We’re enjoying the lowest mortgage rates ever, and the lowest of the low these days can be had with Adjustable Rate Mortgages, or ARMs. You can use Credit Sesame’s Mortgage Rate Marketplace to find the lowest mortgage rate arms you qualify for based upon your credit score and financial goals.
Yes, fixed-rate mortgage rates have dropped below 4% for the first time in history (an average 3.94% with an average 0.8 point for the week ending October 6, 2011, according to Freddie Mac). But ARM rates are even lower, with 5/1 ARMs averaging 2.96% this week, with an average 0.6 point.
It’s no wonder that ARMs are making a comeback. For better or worse, ARM sales in the past few years suffered mightily for their role in the housing boom and subsequent bust. Recently, however, borrowers, lured by sub-3% interest rates, are returning to ARMs, even though fixed mortgage rates are also at historic lows.
Is this just history repeating itself — or is now the time to give ARMs another look?
How risky are ARMs?
The ARMs being sold today are not the same as the riskiest ARMs of the past decade. Today’s ARMs are primarily of the “hybrid” or fixed-adjustable variety. That is, they have a fixed period, usually five, seven or ten years, and then they turn into an adjustable-rate mortgage that adjusts annually.
Make no mistake, even a fixed-adjustable mortgage rate is far riskier than a fixed rate — but they have nowhere near the payment shock risk of a negative amortization or interest-only loan.
Another major difference between the boom years and now is more restrictive lending standards. Stated income and no down payment policies are relics of the past. Your lender will not only want to see that you can afford the loan now, but also that you will be able to afford it in the future.
It seems that banks have certainly learned their lessons from the bust — but how about borrowers?
Why are borrowers returning to ARMs?
Borrowers have always been drawn to ARMs because they typically offer a significantly lower interest rate than comparable fixed-rate mortgages.
According to the most recent Freddie Mac rate survey, the most popular ARM, the 5/1 ARM, is available for 2.96% whereas a 30-year fixed could be had for 3.94%. That almost 1 percentage-point difference, also known as rate spread, could put thousands of dollars back in your pocket over the next five years.
While saving money today could be an improvement to your current finances, you also need to consider impact on your future finances. One risk that some borrowers might overlook is that when mortgage rates are historically low (like they are today), there is nowhere for mortgage rates to go but up. This means that there is a very strong likelihood that a 5/1 ARM taken out today will adjust to a higher, possibly much higher, interest rate when the five-year period is over.
How bad could it get?
The good thing about ARMs is that once the fixed-rate period is over, the interest rate can’t adjust up indefinitely.

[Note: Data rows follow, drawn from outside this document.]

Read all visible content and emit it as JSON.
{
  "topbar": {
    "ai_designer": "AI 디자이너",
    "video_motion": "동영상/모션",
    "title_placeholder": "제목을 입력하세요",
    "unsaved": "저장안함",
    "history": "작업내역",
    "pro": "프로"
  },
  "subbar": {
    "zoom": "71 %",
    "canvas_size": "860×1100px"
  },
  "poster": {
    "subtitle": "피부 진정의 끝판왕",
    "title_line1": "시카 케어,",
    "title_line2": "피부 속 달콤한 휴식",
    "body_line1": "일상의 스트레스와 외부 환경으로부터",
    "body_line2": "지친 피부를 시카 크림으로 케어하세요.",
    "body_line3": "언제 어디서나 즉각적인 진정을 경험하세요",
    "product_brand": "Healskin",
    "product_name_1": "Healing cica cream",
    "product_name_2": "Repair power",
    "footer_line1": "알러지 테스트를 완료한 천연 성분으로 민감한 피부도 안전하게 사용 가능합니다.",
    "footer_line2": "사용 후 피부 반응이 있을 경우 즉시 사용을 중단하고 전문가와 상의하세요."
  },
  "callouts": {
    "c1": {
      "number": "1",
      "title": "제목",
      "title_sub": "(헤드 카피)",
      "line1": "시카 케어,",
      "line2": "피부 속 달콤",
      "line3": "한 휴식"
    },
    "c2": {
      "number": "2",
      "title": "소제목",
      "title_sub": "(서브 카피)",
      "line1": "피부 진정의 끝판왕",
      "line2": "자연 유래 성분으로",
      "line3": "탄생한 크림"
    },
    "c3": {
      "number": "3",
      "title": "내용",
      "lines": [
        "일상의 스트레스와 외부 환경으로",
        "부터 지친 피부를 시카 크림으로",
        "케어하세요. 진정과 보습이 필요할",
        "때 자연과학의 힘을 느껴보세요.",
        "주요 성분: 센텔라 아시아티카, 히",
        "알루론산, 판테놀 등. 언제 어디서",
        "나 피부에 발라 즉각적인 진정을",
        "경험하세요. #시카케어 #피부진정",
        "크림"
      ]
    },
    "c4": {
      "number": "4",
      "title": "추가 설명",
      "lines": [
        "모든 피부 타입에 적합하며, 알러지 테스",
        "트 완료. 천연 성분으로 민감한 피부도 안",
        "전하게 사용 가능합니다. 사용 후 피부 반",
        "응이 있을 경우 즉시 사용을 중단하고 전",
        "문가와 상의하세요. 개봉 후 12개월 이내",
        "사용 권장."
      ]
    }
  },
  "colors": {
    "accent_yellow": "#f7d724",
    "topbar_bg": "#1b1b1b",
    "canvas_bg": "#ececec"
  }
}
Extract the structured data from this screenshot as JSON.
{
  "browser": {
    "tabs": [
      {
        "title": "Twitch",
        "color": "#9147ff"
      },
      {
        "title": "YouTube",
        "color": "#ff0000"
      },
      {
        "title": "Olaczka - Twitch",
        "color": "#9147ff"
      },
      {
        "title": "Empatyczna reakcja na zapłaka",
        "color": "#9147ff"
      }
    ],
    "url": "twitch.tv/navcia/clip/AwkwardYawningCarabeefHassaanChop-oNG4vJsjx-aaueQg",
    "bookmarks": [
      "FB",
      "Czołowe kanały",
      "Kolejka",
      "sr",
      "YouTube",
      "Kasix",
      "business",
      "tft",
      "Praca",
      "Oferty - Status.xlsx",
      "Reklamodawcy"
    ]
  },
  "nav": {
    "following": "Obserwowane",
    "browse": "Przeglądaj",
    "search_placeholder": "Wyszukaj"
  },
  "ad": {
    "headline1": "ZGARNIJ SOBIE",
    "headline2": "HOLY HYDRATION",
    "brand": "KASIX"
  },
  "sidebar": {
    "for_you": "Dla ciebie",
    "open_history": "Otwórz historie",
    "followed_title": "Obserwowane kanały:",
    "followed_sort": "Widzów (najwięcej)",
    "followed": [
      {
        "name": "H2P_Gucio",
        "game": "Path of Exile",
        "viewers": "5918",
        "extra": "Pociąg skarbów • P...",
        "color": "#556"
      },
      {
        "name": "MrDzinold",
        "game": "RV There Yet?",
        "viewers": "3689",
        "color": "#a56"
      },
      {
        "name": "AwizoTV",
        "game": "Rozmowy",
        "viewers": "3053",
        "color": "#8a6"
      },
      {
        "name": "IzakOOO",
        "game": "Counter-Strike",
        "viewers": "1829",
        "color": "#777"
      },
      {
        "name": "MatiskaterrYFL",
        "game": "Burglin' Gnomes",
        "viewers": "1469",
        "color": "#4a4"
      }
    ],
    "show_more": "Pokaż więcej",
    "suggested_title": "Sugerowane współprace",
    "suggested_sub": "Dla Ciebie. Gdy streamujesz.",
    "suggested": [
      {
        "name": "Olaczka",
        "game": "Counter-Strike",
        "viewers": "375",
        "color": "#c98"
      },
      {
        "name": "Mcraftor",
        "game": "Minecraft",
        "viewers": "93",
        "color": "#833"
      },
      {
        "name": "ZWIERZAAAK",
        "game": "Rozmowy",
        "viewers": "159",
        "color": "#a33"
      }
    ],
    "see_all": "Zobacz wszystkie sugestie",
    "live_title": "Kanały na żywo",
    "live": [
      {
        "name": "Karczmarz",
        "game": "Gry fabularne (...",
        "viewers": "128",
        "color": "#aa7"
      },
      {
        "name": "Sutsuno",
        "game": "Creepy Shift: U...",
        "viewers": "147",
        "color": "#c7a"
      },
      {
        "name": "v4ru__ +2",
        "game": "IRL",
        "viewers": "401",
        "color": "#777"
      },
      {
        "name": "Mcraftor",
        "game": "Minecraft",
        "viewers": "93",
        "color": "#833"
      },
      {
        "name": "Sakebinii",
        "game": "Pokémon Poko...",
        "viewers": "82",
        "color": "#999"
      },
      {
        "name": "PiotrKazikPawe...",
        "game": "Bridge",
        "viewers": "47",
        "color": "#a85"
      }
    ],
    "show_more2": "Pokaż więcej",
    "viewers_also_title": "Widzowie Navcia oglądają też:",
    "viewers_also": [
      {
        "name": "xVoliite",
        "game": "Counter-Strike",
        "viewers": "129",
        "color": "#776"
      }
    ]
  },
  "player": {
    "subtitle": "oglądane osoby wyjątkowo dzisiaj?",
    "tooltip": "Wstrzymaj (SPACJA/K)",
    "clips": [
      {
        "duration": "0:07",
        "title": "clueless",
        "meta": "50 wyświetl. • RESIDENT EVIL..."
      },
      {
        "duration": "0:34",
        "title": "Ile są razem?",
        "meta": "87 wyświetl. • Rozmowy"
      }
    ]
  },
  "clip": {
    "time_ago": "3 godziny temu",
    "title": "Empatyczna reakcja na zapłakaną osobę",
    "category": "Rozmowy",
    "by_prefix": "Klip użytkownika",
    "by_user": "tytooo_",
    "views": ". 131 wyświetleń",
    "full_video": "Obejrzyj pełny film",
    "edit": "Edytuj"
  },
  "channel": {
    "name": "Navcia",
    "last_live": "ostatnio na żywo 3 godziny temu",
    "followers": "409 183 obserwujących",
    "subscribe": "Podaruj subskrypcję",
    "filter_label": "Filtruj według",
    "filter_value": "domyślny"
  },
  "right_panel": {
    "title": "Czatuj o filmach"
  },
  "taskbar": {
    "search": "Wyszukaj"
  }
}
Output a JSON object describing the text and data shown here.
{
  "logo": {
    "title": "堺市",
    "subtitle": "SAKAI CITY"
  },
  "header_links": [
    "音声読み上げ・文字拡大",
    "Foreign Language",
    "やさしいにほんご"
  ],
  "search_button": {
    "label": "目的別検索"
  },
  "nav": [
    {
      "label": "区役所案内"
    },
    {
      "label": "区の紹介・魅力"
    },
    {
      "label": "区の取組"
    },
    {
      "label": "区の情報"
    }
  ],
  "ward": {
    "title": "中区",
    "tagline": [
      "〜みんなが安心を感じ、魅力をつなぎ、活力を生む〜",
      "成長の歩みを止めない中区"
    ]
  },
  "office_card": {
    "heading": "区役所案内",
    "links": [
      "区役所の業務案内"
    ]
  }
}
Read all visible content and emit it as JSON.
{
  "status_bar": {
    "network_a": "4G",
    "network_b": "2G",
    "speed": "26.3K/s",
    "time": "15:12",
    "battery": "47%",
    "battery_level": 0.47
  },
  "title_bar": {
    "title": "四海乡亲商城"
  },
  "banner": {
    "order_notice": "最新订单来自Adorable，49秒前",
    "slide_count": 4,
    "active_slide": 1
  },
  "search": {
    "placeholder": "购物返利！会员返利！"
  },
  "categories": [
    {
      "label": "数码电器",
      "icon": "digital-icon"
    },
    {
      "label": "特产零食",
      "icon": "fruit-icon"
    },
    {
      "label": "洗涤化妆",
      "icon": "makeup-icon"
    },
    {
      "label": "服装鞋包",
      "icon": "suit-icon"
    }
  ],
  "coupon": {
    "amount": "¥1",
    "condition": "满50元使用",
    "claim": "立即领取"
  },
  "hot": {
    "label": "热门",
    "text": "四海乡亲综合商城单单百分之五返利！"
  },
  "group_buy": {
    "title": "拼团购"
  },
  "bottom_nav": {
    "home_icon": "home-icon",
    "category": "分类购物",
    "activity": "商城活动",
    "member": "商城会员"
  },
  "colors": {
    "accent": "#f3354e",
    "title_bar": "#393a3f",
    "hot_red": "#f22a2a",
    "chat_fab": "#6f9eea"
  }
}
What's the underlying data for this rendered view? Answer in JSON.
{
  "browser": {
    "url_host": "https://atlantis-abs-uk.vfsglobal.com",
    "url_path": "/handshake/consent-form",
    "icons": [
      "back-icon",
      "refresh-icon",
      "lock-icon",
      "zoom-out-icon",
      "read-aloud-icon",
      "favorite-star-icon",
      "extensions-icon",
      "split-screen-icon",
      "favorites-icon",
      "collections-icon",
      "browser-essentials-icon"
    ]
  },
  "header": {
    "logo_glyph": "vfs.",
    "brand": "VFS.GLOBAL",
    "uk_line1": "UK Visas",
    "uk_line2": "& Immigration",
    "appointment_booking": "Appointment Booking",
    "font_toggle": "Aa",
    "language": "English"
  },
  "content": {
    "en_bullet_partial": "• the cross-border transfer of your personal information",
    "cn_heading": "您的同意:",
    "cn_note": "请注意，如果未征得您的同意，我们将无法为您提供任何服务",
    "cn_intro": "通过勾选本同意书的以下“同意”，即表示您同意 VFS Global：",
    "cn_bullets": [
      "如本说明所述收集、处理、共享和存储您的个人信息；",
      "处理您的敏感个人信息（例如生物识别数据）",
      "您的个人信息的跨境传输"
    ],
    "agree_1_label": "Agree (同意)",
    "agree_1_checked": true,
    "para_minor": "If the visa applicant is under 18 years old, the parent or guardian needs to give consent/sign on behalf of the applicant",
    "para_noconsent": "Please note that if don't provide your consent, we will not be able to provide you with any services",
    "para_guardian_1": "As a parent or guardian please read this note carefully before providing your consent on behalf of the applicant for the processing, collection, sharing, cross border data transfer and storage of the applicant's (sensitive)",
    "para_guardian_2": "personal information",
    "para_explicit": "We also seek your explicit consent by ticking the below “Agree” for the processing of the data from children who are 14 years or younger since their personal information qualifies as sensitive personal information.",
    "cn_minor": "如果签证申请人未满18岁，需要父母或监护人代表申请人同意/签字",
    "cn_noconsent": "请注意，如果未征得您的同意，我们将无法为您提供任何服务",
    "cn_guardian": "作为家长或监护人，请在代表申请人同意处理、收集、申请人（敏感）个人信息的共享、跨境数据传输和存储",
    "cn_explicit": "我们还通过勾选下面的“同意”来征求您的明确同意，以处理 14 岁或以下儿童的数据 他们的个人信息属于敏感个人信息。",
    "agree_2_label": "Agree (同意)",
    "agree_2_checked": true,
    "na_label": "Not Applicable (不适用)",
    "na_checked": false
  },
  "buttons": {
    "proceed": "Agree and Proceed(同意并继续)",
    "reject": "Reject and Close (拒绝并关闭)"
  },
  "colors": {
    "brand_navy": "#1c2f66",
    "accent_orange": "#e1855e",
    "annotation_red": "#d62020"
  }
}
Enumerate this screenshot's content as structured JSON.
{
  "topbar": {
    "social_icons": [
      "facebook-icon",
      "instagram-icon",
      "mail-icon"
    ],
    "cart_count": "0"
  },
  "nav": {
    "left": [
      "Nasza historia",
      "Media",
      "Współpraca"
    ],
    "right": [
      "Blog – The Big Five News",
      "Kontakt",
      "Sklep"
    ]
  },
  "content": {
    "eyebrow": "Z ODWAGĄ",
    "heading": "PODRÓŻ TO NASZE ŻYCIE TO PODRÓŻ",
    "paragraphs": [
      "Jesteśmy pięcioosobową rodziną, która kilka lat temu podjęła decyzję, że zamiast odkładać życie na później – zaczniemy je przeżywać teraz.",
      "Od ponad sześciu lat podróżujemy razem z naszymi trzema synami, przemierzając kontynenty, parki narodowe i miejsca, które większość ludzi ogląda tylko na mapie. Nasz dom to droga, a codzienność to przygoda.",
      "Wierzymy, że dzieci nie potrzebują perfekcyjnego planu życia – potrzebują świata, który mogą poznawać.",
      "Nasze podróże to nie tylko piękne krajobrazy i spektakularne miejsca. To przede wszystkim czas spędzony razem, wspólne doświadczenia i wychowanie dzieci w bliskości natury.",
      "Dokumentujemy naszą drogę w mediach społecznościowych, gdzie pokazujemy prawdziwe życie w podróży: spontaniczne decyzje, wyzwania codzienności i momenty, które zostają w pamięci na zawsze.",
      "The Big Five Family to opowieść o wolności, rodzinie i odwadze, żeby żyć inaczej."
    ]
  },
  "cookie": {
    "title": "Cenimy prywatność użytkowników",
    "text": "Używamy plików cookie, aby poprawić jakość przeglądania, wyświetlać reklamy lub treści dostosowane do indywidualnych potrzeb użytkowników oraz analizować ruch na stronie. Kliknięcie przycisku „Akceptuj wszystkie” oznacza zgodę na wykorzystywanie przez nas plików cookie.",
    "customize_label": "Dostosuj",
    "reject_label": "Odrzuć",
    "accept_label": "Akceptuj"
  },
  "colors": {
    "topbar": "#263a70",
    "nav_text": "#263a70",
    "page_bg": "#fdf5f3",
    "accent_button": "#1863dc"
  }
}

That is, you can’t start out with a 3% mortgage rate and five years from now face a rate of, say, 12%. Hybrid ARMs have a so-called rate cap structure, which includes an initial adjustment rate cap (often 5%) , another rate cap for subsequent adjustments (typically 2%) and a lifetime cap, which is usually 5%.
That means that even if the indexes on which mortgage rates are based (most commonly, the LIBOR) increase dramatically over the next five years, your mortgage loan rate cannot go up by more than five or six percentage points.
But given today’s historically low mortgage rates, the possibility that your mortgage rate could hit the lifetime cap is pretty real. As a result, all borrowers should consider the worst-case scenario. That means evaluating how a payment at the maximum mortgage rate would impact your finances. If you don’t think that you can make the worst-case payment, you really should avoid ARMs regardless of the initial savings. No amount of initial savings can offset putting yourself in the position of having a loan that you cannot afford in the future.
Who should consider an ARM?
ARMs have always been best suited for borrowers who expect to either sell their property or receive a substantial increase to their income prior to the expected rate adjustment.
The housing bust, however, taught us the valuable lesson that reality can deviate wildly from our expectations. In a choppy economy, it makes the most sense to factor into your expectations flat growth in both real estate values and income for the next five years.